[Entries supplied — start]
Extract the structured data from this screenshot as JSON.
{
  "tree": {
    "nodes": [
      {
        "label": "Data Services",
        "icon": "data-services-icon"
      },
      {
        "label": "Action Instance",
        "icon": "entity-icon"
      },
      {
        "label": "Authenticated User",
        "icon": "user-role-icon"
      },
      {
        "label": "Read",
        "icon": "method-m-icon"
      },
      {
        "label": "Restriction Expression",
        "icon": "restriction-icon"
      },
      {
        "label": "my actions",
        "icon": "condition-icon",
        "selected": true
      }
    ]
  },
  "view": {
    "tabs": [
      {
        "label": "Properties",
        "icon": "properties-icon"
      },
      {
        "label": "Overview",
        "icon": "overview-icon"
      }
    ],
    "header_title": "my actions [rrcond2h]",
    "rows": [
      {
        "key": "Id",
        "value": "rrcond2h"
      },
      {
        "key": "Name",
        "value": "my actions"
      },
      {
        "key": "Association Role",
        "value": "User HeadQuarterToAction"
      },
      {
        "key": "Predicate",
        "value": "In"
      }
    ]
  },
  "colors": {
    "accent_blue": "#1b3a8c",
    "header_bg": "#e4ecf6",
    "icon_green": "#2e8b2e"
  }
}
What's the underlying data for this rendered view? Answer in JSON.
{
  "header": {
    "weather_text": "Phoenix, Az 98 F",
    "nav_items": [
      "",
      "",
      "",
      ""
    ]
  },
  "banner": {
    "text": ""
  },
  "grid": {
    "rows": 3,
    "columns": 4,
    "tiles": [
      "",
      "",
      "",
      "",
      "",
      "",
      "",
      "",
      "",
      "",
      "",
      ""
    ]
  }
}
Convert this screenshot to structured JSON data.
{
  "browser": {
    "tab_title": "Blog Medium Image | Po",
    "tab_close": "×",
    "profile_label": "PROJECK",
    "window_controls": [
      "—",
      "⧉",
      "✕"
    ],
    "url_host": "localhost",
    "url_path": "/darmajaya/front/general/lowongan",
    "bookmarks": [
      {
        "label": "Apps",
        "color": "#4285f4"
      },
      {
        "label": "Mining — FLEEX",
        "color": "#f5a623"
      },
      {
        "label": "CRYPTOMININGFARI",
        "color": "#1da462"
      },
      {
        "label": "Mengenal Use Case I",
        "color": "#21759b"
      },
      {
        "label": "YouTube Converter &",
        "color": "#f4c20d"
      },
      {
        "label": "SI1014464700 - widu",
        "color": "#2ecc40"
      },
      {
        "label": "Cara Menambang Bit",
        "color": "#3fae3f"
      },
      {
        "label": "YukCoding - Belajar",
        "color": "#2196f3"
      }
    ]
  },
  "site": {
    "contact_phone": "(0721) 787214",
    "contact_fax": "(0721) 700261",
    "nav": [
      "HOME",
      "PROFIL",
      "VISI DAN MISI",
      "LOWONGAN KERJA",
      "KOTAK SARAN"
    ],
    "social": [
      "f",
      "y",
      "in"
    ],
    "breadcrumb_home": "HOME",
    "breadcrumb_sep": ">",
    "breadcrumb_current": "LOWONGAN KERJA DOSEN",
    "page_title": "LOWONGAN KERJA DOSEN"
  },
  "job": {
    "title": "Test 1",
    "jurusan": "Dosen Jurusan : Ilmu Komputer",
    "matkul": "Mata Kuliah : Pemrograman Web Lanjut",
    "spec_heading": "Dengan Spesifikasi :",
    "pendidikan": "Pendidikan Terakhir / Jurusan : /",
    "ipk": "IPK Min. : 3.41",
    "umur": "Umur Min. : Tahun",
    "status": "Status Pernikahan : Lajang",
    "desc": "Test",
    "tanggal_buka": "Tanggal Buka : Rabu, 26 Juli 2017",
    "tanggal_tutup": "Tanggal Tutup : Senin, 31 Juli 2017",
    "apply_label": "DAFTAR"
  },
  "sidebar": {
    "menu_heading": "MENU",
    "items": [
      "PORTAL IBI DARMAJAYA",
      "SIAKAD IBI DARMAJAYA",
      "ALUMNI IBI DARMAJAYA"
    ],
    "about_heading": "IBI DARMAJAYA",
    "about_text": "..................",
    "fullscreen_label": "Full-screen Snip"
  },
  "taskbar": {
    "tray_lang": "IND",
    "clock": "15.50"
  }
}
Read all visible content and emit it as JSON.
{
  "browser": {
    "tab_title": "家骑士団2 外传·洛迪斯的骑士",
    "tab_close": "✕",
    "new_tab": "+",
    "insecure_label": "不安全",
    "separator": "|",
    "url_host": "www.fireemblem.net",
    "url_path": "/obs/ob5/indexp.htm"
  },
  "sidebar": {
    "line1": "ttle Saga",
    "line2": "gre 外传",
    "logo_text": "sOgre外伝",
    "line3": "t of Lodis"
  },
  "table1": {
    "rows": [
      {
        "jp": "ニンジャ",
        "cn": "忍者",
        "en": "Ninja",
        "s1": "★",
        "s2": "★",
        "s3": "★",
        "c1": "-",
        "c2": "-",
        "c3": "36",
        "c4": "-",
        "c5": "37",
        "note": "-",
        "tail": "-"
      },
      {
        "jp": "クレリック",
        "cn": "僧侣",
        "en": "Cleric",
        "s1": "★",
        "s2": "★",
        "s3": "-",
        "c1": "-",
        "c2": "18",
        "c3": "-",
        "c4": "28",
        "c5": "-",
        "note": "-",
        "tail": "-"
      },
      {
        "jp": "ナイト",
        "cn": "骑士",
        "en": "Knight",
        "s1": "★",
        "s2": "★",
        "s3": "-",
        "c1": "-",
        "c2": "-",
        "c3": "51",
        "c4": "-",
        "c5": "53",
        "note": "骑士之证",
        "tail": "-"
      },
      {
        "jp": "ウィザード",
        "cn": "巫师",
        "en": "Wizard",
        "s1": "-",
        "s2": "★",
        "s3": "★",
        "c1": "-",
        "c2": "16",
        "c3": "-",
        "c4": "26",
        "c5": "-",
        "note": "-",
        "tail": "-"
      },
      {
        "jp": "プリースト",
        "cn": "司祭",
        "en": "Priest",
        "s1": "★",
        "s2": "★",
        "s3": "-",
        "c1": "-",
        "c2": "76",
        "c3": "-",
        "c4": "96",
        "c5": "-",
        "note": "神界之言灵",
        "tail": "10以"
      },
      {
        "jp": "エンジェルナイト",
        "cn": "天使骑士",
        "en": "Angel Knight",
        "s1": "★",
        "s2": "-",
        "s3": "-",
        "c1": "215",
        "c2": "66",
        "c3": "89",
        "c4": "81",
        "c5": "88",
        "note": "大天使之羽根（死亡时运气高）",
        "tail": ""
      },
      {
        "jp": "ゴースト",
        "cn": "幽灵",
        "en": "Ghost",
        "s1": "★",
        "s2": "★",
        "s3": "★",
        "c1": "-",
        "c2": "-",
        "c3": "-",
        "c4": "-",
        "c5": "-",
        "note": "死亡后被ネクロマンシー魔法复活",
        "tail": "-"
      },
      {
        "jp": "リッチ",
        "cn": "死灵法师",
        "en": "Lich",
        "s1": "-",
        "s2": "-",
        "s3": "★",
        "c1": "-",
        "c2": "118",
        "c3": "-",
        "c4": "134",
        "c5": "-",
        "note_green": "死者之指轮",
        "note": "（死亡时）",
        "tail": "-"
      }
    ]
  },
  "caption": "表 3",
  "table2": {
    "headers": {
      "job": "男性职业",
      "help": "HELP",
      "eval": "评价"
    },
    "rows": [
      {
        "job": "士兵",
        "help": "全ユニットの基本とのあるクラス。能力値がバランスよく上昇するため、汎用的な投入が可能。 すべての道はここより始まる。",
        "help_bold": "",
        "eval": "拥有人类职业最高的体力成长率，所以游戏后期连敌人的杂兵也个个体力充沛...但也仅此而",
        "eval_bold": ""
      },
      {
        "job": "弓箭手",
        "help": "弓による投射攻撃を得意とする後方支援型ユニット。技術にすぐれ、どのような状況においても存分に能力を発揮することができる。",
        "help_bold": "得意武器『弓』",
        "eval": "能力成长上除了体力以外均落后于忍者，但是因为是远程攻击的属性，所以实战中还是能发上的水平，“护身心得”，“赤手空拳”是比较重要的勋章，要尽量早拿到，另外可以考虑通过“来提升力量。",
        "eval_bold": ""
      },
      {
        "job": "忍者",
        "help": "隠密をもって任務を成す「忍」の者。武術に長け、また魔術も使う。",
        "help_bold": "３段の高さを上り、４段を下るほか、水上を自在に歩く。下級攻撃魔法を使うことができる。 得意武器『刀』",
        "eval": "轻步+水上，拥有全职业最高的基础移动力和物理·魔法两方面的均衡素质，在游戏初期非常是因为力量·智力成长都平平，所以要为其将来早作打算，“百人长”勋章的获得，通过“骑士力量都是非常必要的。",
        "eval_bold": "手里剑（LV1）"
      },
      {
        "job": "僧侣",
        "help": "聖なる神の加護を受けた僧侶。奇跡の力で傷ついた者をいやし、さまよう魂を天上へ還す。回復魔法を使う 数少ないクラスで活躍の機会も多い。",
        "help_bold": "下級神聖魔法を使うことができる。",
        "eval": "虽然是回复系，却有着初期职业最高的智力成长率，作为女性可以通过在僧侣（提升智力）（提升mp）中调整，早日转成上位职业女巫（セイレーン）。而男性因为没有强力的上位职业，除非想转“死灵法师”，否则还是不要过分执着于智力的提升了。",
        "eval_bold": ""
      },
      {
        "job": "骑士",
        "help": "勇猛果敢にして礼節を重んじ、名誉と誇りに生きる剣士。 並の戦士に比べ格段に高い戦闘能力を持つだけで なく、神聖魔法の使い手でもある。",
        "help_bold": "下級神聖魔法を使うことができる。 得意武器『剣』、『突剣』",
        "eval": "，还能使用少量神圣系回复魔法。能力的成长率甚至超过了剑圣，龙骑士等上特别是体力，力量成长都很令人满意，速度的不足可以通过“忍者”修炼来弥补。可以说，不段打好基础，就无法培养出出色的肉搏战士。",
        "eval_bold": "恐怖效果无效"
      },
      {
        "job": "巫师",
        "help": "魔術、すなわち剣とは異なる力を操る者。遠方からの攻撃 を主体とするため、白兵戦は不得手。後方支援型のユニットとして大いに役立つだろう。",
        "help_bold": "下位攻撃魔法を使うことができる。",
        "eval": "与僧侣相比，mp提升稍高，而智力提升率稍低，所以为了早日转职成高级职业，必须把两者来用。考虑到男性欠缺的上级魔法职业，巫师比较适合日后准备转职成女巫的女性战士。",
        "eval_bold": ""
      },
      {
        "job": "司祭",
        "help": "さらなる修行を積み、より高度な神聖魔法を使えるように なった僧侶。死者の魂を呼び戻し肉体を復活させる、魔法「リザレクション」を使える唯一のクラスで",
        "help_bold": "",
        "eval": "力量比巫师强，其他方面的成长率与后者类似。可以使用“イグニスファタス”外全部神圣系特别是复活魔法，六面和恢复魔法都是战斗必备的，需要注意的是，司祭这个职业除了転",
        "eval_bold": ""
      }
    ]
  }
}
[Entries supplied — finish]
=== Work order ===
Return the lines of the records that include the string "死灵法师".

=== Solution to this exercise ===
        "cn": "死灵法师",
        "eval": "虽然是回复系，却有着初期职业最高的智力成长率，作为女性可以通过在僧侣（提升智力）（提升mp）中调整，早日转成上位职业女巫（セイレーン）。而男性因为没有强力的上位职业，除非想转“死灵法师”，否则还是不要过分执着于智力的提升了。",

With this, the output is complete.